The Critical 'I'

Read. React. Repeat.

Thursday, January 29, 2004

I went to see Big Fish last week. I enjoyed it a lot; it was a sweet movie. I'm glad I can still count on Tim Burton to deliver.

While watching, I thought about how integral the setting of the film--the South--was to making it all work. I'm aware that the movie is an adaptation of the novel of the same name, and so plot elements like location were pre-set. Still, as in so many similar stories, the South (or more properly, the idea of the South) plays a special role, unique in American literature.

I've been trying to better crystalize my thoughts along these lines for the past week. Unfortunately, I haven't had much luck; lack of time and inclination to dig very deep, beyond the works of Faulkner, Welty and other Southern greats. I've got some very brief sketchings the lines of what I wanted to get across, and as loathe as I usually am to post incomplete work on this blog, I think I have to cut the chord and do that now. If nothing else, it'll leave a reference point for me to go back to another time. Maybe it'll even inspire someone else to expand further:

I find that the South serves American literature and fiction as a native enchanted land--our version of Europe's Black Forest, filled with oddball characters, gentle creatures and hateful monsters. Built into this conception of the South is that it is part of America, but apart from it; an "over there" that's just far enough away to be otherworldly, but close enough to be famililar.

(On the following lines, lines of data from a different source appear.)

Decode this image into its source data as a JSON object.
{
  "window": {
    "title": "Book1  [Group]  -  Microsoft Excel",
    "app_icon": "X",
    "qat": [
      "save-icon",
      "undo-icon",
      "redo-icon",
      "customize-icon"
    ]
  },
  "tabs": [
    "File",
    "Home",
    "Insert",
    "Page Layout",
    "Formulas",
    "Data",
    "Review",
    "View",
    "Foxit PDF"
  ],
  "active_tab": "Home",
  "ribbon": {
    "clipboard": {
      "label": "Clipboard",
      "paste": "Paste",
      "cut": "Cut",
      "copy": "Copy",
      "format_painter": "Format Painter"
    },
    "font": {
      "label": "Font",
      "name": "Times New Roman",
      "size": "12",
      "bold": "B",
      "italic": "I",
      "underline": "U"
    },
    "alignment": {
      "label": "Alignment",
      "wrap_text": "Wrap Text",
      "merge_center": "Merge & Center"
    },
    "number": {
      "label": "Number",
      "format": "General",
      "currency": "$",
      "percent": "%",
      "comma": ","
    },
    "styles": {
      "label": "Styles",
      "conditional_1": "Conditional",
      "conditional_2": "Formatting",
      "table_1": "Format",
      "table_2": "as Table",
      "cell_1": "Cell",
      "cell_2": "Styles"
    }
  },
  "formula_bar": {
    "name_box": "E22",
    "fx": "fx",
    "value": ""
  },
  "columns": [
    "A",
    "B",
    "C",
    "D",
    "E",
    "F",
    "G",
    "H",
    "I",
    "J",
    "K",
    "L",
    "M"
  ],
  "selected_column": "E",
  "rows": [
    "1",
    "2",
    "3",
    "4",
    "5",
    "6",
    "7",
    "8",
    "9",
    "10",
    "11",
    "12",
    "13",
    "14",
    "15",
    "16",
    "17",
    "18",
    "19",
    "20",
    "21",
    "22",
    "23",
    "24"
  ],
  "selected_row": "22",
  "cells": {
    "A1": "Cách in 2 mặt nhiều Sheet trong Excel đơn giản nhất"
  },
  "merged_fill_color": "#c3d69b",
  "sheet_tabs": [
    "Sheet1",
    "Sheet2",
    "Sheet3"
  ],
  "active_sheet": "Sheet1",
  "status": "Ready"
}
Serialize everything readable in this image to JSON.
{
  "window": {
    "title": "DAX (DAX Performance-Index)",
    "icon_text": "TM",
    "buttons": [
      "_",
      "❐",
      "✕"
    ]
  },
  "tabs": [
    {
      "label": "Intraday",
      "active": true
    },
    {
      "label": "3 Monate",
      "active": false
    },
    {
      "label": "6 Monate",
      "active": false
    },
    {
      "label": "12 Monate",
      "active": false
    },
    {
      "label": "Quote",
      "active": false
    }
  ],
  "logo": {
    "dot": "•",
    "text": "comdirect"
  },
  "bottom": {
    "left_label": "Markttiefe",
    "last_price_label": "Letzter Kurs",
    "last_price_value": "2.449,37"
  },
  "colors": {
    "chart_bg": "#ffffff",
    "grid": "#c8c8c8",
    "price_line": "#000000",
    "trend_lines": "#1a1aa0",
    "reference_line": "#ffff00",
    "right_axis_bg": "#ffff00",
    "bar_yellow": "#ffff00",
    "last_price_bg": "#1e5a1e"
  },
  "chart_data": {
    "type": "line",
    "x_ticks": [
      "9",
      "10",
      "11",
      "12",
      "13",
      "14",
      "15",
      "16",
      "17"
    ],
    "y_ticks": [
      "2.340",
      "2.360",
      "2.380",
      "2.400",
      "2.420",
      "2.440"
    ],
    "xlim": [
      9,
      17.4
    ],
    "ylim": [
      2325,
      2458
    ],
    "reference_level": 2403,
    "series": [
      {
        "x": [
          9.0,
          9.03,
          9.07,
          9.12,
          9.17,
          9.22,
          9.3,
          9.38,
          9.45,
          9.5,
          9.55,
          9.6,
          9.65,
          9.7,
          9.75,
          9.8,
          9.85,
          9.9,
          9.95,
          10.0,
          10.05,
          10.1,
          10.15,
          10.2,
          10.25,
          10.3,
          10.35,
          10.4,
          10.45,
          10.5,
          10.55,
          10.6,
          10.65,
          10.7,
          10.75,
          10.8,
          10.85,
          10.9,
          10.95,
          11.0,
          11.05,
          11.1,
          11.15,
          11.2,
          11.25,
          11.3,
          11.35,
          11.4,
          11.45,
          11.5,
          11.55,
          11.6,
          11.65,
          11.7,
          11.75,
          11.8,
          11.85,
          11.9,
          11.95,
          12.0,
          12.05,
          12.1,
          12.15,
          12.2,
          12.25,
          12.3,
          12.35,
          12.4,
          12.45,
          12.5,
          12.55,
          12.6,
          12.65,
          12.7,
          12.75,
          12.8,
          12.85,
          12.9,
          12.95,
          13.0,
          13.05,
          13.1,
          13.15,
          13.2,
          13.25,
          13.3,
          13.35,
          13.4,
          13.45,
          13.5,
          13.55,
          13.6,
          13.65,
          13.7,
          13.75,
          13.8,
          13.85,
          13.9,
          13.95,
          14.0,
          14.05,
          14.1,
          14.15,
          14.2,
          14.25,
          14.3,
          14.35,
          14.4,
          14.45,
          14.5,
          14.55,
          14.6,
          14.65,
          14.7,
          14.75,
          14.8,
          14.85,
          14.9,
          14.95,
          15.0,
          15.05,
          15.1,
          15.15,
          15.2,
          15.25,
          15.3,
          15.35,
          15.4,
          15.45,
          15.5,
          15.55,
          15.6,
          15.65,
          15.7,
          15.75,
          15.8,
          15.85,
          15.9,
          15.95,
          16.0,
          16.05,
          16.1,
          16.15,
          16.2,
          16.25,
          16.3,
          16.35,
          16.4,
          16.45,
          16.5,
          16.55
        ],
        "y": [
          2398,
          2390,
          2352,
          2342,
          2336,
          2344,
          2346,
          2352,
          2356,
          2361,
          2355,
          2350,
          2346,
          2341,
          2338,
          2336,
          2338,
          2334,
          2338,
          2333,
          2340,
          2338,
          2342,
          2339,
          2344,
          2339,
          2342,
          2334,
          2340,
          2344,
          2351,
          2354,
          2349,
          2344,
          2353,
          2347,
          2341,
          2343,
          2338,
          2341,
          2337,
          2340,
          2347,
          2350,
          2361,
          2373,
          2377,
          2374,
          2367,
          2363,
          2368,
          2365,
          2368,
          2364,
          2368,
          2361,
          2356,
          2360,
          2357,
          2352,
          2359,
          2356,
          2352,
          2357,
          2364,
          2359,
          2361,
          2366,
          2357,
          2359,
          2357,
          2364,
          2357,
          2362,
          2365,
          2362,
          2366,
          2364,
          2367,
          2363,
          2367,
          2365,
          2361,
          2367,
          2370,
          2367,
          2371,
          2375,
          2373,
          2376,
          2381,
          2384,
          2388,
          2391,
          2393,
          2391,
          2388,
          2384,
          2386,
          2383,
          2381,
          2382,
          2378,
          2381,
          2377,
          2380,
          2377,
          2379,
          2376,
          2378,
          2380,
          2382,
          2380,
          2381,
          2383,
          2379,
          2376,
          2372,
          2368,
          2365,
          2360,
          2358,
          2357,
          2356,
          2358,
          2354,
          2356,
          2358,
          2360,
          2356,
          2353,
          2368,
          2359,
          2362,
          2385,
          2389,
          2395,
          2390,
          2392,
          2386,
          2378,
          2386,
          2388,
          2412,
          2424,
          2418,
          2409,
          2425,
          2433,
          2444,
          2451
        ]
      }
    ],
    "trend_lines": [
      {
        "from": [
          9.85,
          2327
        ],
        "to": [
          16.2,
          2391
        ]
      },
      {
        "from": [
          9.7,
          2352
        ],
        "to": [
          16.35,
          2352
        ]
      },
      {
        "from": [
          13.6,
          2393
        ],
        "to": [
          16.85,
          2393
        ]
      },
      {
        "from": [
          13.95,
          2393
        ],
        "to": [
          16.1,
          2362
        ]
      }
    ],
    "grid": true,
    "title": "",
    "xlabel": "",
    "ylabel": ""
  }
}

Of course, this characterization assumes a mindset that, while "national", is decidedly Northern, and specifically Northeastern/New Englander--the traditional intellectual/academic/literary counterpoint to the South in American life. This is no surprise, as the Civil War went a long way toward securing a cultural victory to match the political and economic victory that the North won. It's not a position that's actively maintained, but it's part of the implicit order of things that has been in place for more than a century.